000002d0: 60e2                      bra.b   0x2b4

which jumps back to the beginning of this short piece of code. The procedure then keeps looping on the whole table until it reaches the list terminator 0000.

The final content of the memory at 0142 will be

00000142: 0000 0146 ; LH_HEAD
00000146: 0000 0000 ; LH_TAIL
0000014a: 0000 0146 ; LH_TAILPRED
0000014d: 0a        ; LH_TYPE

And the same happens for the remaining 7 lists from ResourceList to TaskWait. After this the Exec lists are initialised.

According to the values of LN_TYPE the list headers table is the following

000002d2: 0142 000a ; MemList (NT_MEMORY)
000002d6: 0150 0008 ; ResourceList (NT_RESOURCE)
000002da: 015e 0003 ; DeviceList (NT_DEVICE)
000002de: 017a 0009 ; LibList (NT_LIBRARY)
000002e2: 0188 0004 ; PortList (NT_MSGPORT)
000002e6: 0196 0001 ; TaskReady (NT_TASK)
000002ea: 01a4 0001 ; TaskWait (NT_TASK)
000002ee: 016c 0002 ; IntrList (NT_INTERRUPT)
000002f2: 01b2 000b ; SoftInts[0] (NT_SOFTINT)
000002f6: 01c2 000b ; SoftInts[1] (NT_SOFTINT)
000002fa: 01d2 000b ; SoftInts[2] (NT_SOFTINT)
000002fe: 01e2 000b ; SoftInts[3] (NT_SOFTINT)
00000302: 01f2 000b ; SoftInts[4] (NT_SOFTINT)
00000306: 0214 000f ; SemaphoreList (NT_SIGNALSEM)
0000030a: 0000

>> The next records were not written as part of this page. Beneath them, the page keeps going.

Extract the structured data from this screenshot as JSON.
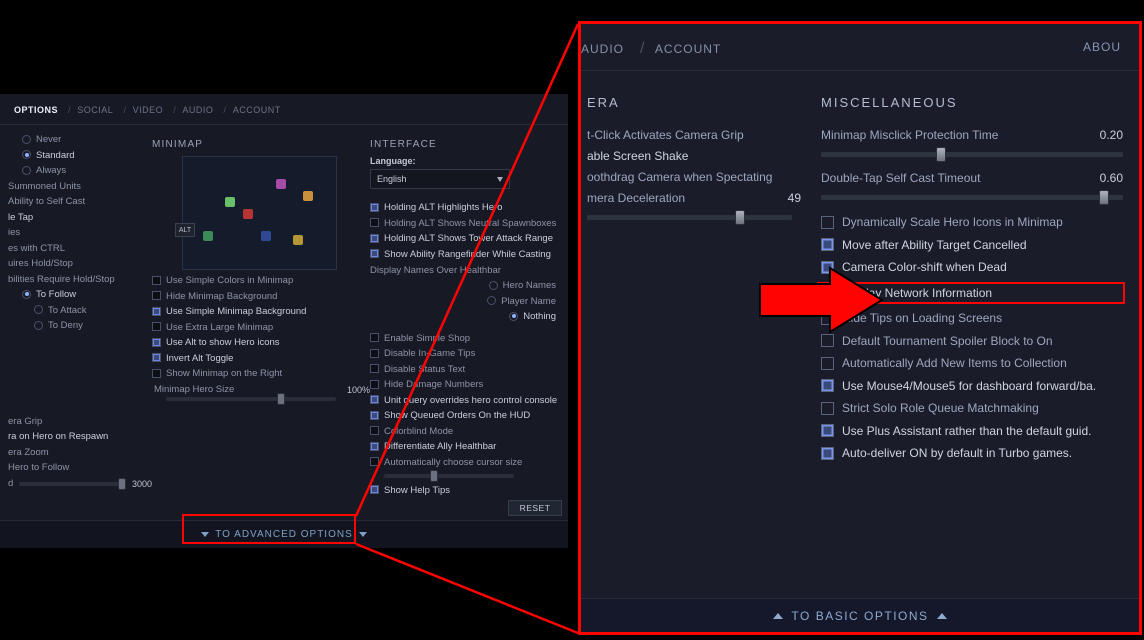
{
  "left": {
    "tabs": [
      "OPTIONS",
      "SOCIAL",
      "VIDEO",
      "AUDIO",
      "ACCOUNT"
    ],
    "active_tab_index": 0,
    "col1_top_radios": {
      "never": "Never",
      "standard": "Standard",
      "always": "Always",
      "selected": "standard"
    },
    "col1_items": [
      "Summoned Units",
      "Ability to Self Cast",
      "le Tap",
      "ies",
      "es with CTRL",
      "uires Hold/Stop",
      "bilities Require Hold/Stop",
      "To Follow",
      "To Attack",
      "To Deny"
    ],
    "camera_items": [
      "era Grip",
      "ra on Hero on Respawn",
      "era Zoom",
      "Hero to Follow"
    ],
    "camera_slider": {
      "label": "d",
      "value": "3000",
      "pct": 100
    },
    "minimap_hdr": "MINIMAP",
    "minimap_alt": "ALT",
    "minimap_checks": [
      {
        "label": "Use Simple Colors in Minimap",
        "on": false,
        "bright": false
      },
      {
        "label": "Hide Minimap Background",
        "on": false,
        "bright": false
      },
      {
        "label": "Use Simple Minimap Background",
        "on": true,
        "bright": true
      },
      {
        "label": "Use Extra Large Minimap",
        "on": false,
        "bright": false
      },
      {
        "label": "Use Alt to show Hero icons",
        "on": true,
        "bright": true
      },
      {
        "label": "Invert Alt Toggle",
        "on": true,
        "bright": true
      },
      {
        "label": "Show Minimap on the Right",
        "on": false,
        "bright": false
      }
    ],
    "minimap_size": {
      "label": "Minimap Hero Size",
      "value": "100%",
      "pct": 65
    },
    "interface_hdr": "INTERFACE",
    "lang_label": "Language:",
    "lang_value": "English",
    "interface_checks_a": [
      {
        "label": "Holding ALT Highlights Hero",
        "on": true,
        "bright": true
      },
      {
        "label": "Holding ALT Shows Neutral Spawnboxes",
        "on": false,
        "bright": false
      },
      {
        "label": "Holding ALT Shows Tower Attack Range",
        "on": true,
        "bright": true
      },
      {
        "label": "Show Ability Rangefinder While Casting",
        "on": true,
        "bright": true
      }
    ],
    "names_label": "Display Names Over Healthbar",
    "names_options": [
      "Hero Names",
      "Player Name",
      "Nothing"
    ],
    "names_selected": 2,
    "interface_checks_b": [
      {
        "label": "Enable Simple Shop",
        "on": false,
        "bright": false
      },
      {
        "label": "Disable In-Game Tips",
        "on": false,
        "bright": false
      },
      {
        "label": "Disable Status Text",
        "on": false,
        "bright": false
      },
      {
        "label": "Hide Damage Numbers",
        "on": false,
        "bright": false
      },
      {
        "label": "Unit query overrides hero control console",
        "on": true,
        "bright": true
      },
      {
        "label": "Show Queued Orders On the HUD",
        "on": true,
        "bright": true
      },
      {
        "label": "Colorblind Mode",
        "on": false,
        "bright": false
      },
      {
        "label": "Differentiate Ally Healthbar",
        "on": true,
        "bright": true
      },
      {
        "label": "Automatically choose cursor size",
        "on": false,
        "bright": false
      }
    ],
    "cursor_slider_pct": 35,
    "show_help_label": "Show Help Tips",
    "reset_label": "RESET",
    "adv_link": "TO ADVANCED OPTIONS"
  },
  "right": {
    "tabs": [
      "AUDIO",
      "ACCOUNT"
    ],
    "about": "ABOU",
    "camera_hdr": "ERA",
    "camera_lines": [
      "t-Click Activates Camera Grip",
      "able Screen Shake",
      "oothdrag Camera when Spectating"
    ],
    "camera_decel": {
      "label": "mera Deceleration",
      "value": "49",
      "pct": 72
    },
    "misc_hdr": "MISCELLANEOUS",
    "misc_sliders": [
      {
        "label": "Minimap Misclick Protection Time",
        "value": "0.20",
        "pct": 38
      },
      {
        "label": "Double-Tap Self Cast Timeout",
        "value": "0.60",
        "pct": 92
      }
    ],
    "misc_checks": [
      {
        "label": "Dynamically Scale Hero Icons in Minimap",
        "on": false,
        "bright": false,
        "hl": false
      },
      {
        "label": "Move after Ability Target Cancelled",
        "on": true,
        "bright": true,
        "hl": false
      },
      {
        "label": "Camera Color-shift when Dead",
        "on": true,
        "bright": true,
        "hl": false
      },
      {
        "label": "Display Network Information",
        "on": true,
        "bright": true,
        "hl": true
      },
      {
        "label": "Hide Tips on Loading Screens",
        "on": false,
        "bright": false,
        "hl": false
      },
      {
        "label": "Default Tournament Spoiler Block to On",
        "on": false,
        "bright": false,
        "hl": false
      },
      {
        "label": "Automatically Add New Items to Collection",
        "on": false,
        "bright": false,
        "hl": false
      },
      {
        "label": "Use Mouse4/Mouse5 for dashboard forward/ba.",
        "on": true,
        "bright": true,
        "hl": false
      },
      {
        "label": "Strict Solo Role Queue Matchmaking",
        "on": false,
        "bright": false,
        "hl": false
      },
      {
        "label": "Use Plus Assistant rather than the default guid.",
        "on": true,
        "bright": true,
        "hl": false
      },
      {
        "label": "Auto-deliver ON by default in Turbo games.",
        "on": true,
        "bright": true,
        "hl": false
      }
    ],
    "to_basic": "TO BASIC OPTIONS"
  }
}
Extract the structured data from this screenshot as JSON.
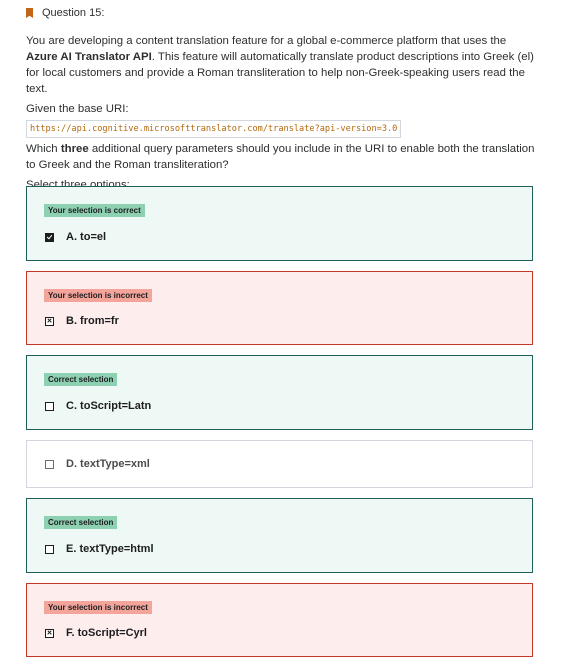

What's next

The next instalment of the series will cover the initial part of the system memory initialisation, both the standard one and potential expansions, introducing AddMemList for the first time. It will also discuss the origin of some important numbers used in the Kickstart code, 0x24c, 0x400, and 0x676.



Feel free to reach me on Twitter if you have questions. The GitHub issues page is the best place to submit corrections.